» ACTION ITEM: Identify every line in the records below that contains the word "time", and copy each of those lines.

'''

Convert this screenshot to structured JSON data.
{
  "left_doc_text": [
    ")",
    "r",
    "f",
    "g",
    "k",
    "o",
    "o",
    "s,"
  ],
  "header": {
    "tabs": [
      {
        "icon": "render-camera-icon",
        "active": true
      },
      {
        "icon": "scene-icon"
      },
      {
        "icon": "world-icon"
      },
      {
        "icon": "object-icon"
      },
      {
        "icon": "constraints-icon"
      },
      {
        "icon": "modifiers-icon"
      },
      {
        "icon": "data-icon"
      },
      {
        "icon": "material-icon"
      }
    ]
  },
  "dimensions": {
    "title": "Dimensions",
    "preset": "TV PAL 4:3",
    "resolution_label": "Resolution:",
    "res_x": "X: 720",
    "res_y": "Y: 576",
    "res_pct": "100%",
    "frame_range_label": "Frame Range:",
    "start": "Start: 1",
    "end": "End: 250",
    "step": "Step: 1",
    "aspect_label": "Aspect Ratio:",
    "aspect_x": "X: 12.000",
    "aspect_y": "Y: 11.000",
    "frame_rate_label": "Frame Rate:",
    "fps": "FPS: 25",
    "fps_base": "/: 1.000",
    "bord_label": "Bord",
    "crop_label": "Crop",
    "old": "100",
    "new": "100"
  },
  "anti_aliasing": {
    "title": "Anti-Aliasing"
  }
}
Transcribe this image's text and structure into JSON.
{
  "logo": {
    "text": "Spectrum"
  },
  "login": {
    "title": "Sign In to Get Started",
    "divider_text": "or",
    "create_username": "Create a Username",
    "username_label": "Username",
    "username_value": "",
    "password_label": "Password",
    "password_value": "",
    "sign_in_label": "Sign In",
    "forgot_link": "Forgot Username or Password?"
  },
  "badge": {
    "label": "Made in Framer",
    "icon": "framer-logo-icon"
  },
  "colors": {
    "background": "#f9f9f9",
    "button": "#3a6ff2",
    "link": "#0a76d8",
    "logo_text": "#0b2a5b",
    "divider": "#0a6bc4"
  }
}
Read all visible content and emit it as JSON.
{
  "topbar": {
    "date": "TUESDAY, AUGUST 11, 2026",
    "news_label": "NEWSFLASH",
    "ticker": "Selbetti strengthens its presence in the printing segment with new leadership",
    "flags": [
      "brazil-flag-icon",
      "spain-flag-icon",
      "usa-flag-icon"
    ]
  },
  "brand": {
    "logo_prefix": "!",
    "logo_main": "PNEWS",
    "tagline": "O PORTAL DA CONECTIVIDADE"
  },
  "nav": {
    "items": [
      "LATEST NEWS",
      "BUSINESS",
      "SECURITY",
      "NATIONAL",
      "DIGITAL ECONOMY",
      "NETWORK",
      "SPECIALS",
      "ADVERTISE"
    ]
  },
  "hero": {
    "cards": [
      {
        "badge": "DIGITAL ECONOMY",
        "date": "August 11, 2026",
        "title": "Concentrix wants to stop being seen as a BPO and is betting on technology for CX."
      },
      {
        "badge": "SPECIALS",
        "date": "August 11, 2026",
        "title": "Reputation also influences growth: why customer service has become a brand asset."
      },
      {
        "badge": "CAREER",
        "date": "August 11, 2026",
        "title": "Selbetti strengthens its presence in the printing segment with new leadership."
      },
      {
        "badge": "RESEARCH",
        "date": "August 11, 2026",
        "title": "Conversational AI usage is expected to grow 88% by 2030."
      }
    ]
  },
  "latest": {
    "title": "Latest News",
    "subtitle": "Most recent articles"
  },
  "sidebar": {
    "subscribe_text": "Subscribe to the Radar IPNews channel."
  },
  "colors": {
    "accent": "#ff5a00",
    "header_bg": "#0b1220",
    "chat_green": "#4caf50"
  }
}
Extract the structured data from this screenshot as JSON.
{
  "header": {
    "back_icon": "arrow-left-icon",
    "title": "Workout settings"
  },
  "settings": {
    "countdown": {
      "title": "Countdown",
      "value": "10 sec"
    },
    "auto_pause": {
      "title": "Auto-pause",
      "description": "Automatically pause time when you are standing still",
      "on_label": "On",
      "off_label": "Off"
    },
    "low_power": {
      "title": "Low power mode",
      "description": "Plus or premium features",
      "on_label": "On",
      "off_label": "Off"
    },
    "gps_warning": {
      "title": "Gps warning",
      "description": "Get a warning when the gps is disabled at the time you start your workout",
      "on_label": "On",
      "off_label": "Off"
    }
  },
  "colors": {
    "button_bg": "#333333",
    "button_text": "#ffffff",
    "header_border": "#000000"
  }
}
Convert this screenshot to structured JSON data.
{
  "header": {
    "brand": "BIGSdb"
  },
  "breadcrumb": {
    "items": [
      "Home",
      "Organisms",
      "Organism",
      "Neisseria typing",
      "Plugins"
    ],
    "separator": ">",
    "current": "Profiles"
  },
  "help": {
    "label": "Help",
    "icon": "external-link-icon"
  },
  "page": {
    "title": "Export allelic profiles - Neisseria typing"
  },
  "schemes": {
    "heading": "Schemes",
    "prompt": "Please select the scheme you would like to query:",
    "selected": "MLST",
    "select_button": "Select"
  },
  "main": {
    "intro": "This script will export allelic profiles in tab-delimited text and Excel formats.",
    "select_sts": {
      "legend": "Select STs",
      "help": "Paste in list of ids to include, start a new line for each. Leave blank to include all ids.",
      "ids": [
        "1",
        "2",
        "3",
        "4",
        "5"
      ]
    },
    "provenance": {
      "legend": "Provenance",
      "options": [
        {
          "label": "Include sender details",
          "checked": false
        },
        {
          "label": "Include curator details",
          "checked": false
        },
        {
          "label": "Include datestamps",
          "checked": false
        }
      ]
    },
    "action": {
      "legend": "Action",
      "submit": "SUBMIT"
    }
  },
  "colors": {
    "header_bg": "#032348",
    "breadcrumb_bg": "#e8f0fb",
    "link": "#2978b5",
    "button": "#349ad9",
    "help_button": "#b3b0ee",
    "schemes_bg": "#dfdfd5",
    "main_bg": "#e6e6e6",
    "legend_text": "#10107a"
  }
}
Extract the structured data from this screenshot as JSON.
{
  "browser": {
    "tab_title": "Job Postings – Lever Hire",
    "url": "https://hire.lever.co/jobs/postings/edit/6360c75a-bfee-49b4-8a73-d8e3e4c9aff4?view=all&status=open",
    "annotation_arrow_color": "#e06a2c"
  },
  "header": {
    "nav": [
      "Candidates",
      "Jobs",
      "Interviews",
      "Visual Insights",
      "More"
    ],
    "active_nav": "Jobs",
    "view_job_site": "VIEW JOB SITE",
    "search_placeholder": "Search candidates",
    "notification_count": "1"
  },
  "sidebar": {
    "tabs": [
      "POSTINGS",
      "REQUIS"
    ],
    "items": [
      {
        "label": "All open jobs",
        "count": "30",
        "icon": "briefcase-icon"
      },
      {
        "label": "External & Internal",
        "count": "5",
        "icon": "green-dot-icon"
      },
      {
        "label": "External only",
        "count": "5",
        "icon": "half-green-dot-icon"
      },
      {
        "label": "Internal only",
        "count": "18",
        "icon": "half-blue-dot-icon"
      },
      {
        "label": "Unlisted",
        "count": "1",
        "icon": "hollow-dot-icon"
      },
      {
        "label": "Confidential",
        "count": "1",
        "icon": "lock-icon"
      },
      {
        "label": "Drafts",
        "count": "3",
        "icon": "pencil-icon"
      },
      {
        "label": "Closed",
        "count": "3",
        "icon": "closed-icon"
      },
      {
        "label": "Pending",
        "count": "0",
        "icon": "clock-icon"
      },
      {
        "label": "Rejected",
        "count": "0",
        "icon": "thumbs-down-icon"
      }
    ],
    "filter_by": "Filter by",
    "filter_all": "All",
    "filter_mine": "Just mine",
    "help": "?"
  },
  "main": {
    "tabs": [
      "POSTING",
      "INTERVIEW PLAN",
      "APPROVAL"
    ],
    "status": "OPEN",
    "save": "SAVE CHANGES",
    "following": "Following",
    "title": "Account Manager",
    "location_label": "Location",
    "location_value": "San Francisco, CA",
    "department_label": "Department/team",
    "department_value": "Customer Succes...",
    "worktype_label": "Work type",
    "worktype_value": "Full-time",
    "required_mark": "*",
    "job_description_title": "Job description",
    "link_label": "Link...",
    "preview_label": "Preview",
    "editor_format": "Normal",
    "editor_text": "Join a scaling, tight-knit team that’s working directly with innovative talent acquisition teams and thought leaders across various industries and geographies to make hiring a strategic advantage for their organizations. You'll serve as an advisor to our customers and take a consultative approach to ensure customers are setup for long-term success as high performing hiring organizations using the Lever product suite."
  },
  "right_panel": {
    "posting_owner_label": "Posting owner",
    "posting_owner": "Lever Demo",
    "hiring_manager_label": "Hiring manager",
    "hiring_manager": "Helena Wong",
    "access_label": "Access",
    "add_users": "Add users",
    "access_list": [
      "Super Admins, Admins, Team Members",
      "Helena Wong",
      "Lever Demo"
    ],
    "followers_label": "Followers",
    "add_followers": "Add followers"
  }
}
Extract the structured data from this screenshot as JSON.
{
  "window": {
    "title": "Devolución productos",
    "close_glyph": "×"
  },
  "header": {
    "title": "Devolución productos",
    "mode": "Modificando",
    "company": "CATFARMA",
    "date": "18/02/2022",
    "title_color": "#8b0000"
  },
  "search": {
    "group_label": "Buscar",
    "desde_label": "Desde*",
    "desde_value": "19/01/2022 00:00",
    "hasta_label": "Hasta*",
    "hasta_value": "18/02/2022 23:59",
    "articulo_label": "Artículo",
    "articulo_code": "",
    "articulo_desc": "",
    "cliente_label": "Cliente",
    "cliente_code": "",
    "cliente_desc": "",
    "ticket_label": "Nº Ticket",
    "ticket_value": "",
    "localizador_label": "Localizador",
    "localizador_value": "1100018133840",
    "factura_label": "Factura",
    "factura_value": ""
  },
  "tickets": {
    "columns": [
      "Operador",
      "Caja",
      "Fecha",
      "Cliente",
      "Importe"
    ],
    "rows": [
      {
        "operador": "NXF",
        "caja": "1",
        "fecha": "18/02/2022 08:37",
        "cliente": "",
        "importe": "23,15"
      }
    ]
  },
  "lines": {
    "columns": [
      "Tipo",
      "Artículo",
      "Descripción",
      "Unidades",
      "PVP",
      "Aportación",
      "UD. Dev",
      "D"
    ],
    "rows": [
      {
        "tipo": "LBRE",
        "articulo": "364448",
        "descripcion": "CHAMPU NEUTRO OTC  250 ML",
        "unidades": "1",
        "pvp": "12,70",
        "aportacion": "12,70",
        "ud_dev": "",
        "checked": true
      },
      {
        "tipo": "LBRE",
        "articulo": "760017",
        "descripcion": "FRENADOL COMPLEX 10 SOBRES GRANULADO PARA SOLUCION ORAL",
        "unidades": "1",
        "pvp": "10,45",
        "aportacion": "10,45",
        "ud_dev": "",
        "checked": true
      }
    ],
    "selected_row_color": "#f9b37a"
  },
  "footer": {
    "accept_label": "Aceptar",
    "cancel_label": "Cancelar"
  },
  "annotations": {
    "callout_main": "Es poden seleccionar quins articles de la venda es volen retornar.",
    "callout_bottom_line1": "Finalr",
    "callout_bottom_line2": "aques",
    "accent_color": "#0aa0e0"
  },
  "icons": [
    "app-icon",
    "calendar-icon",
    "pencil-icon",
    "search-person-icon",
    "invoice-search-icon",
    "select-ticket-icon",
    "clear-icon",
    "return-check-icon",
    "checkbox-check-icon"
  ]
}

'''

» RESULT OF THE EXERCISE:
      "description": "Automatically pause time when you are standing still",
      "description": "Get a warning when the gps is disabled at the time you start your workout",
    "worktype_value": "Full-time",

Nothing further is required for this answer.